  62. 62. Manual Testing Q. What is Severity? Ans. It defines the important of defect with respect to functional point of view i.e. how critical is defect with respective to the application. Q. What is Priority? Ans. It indicates the importance or urgency of fixing a defect Q. What is Re-Testing? Ans. Retesting the application to verify whether defects have been fixed or not. Q. What is Regression Testing? Ans. Verifying existing functional and non-functional area after making changes to the part of the software or addition of new features. Q. What is Recovery Testing? Ans. Checking if the system is able to handle some unexpected unpredictable situations is called recovery testing.
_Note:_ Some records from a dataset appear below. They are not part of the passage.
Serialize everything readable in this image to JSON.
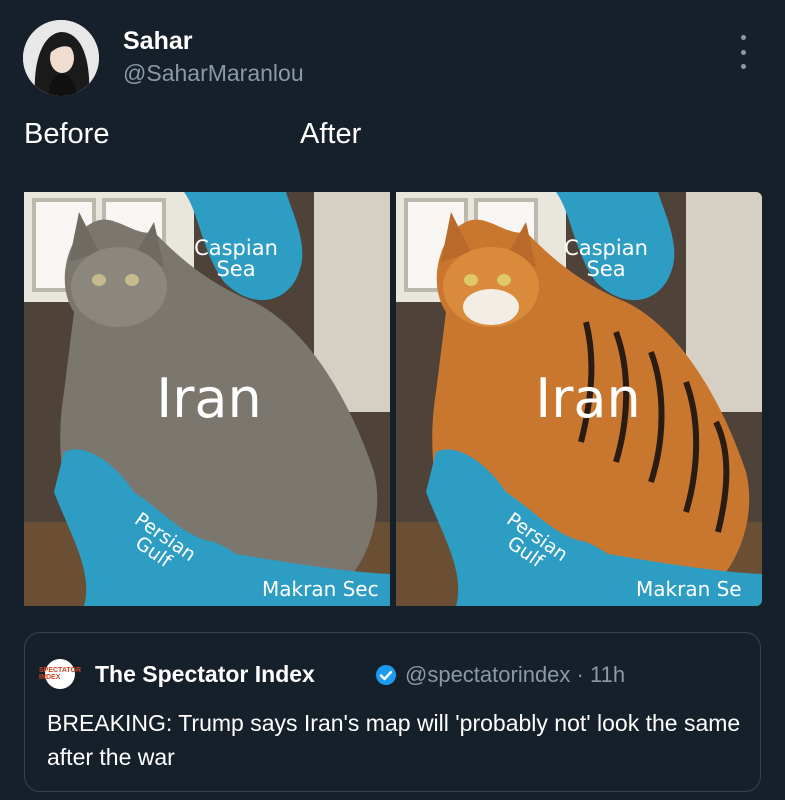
{
  "author": {
    "display_name": "Sahar",
    "handle": "@SaharMaranlou",
    "avatar_icon": "avatar-photo-icon"
  },
  "post": {
    "before_label": "Before",
    "after_label": "After",
    "more_icon": "more-vertical-icon"
  },
  "image_left": {
    "caspian": "Caspian Sea",
    "caspian_line1": "Caspian",
    "caspian_line2": "Sea",
    "country": "Iran",
    "gulf_line1": "Persian",
    "gulf_line2": "Gulf",
    "makran": "Makran Sec"
  },
  "image_right": {
    "caspian_line1": "Caspian",
    "caspian_line2": "Sea",
    "country": "Iran",
    "gulf_line1": "Persian",
    "gulf_line2": "Gulf",
    "makran": "Makran Se"
  },
  "quoted_post": {
    "logo_text": "SPECTATOR INDEX",
    "name": "The Spectator Index",
    "verified_icon": "verified-badge-icon",
    "handle": "@spectatorindex",
    "separator": "·",
    "time": "11h",
    "text": "BREAKING: Trump says Iran's map will 'probably not' look the same after the war"
  },
  "colors": {
    "background": "#15202b",
    "map_blue": "#2e9dc4",
    "verified": "#1d9bf0"
  }
}
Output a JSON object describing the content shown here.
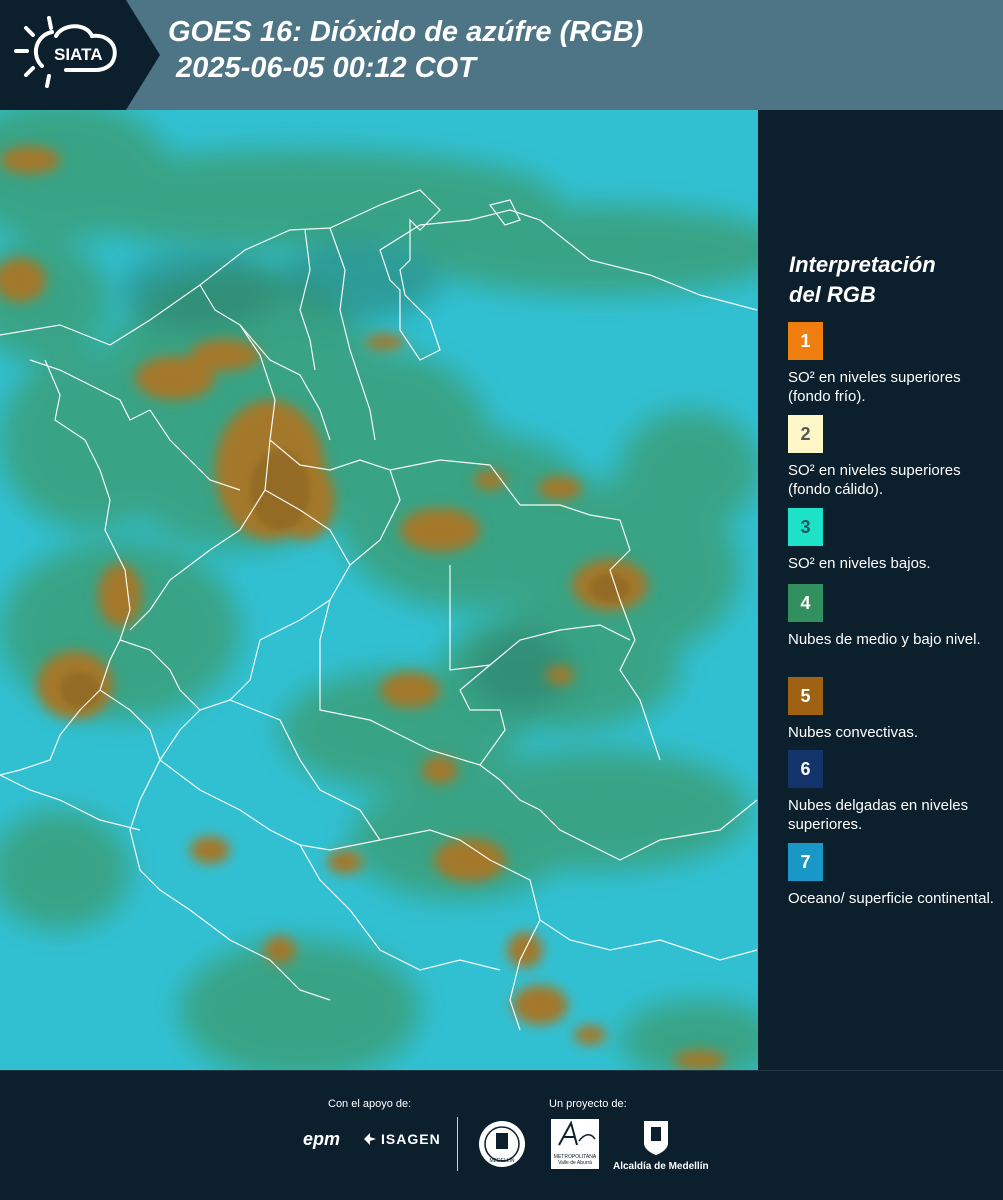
{
  "header": {
    "logo_text": "SIATA",
    "title_line1": "GOES 16: Dióxido de azúfre (RGB)",
    "title_line2": " 2025-06-05 00:12 COT"
  },
  "legend": {
    "title_line1": "Interpretación",
    "title_line2": "del RGB",
    "items": [
      {
        "number": "1",
        "color": "#f07d10",
        "text_color": "#ffffff",
        "label": "SO² en niveles superiores (fondo frío)."
      },
      {
        "number": "2",
        "color": "#fdf6c6",
        "text_color": "#555555",
        "label": "SO² en niveles superiores (fondo cálido)."
      },
      {
        "number": "3",
        "color": "#1de2c8",
        "text_color": "#1a5a60",
        "label": "SO² en niveles bajos."
      },
      {
        "number": "4",
        "color": "#32905f",
        "text_color": "#ffffff",
        "label": "Nubes de medio y bajo nivel."
      },
      {
        "number": "5",
        "color": "#9e6212",
        "text_color": "#ffffff",
        "label": "Nubes convectivas."
      },
      {
        "number": "6",
        "color": "#12346a",
        "text_color": "#ffffff",
        "label": "Nubes delgadas en niveles superiores."
      },
      {
        "number": "7",
        "color": "#1998c8",
        "text_color": "#ffffff",
        "label": "Oceano/ superficie continental."
      }
    ]
  },
  "footer": {
    "support_label": "Con el apoyo de:",
    "project_label": "Un proyecto de:",
    "sponsor_epm": "epm",
    "sponsor_isagen": "ISAGEN",
    "partner_area_line1": "METROPOLITANA",
    "partner_area_line2": "Valle de Aburrá",
    "partner_alcaldia": "Alcaldía de Medellín",
    "seal_text": "MEDELLÍN"
  },
  "map": {
    "background_color": "#2ec4d8",
    "cloud_color": "#3a9f78",
    "convective_color": "#a3782c",
    "border_color": "#ffffff"
  }
}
Q. What is Globalization Testing? Ans. Process of verifying software whether it can be run independent of its geographical and cultural environment. Checking if the application is having features of setting and changing language, date, format and currency if it is designed for global users. Q. What is Localization Testing? Ans. Verifying of globalized application for a particular locality of users, cultural and geographical conditions. Q. What is Installation Testing? Ans. Checking if we are able to install the software successfully (or) not as per the guidelines given in installation document is called installation testing. Q. What is Un-installation Testing? Ans. Checking if we are able to uninstall the software from the system successfully (or) not is called Uninstallation Testing Q. What is Compatibility Testing? Ans. Checking if the application is compatible to different software and hardware environment or not is called compatibility testing. Q. What is Test Strategy? Ans. It is a part of test plan describing how testing is carried out for the project and what testing types needs to be performed on the application. Page # 61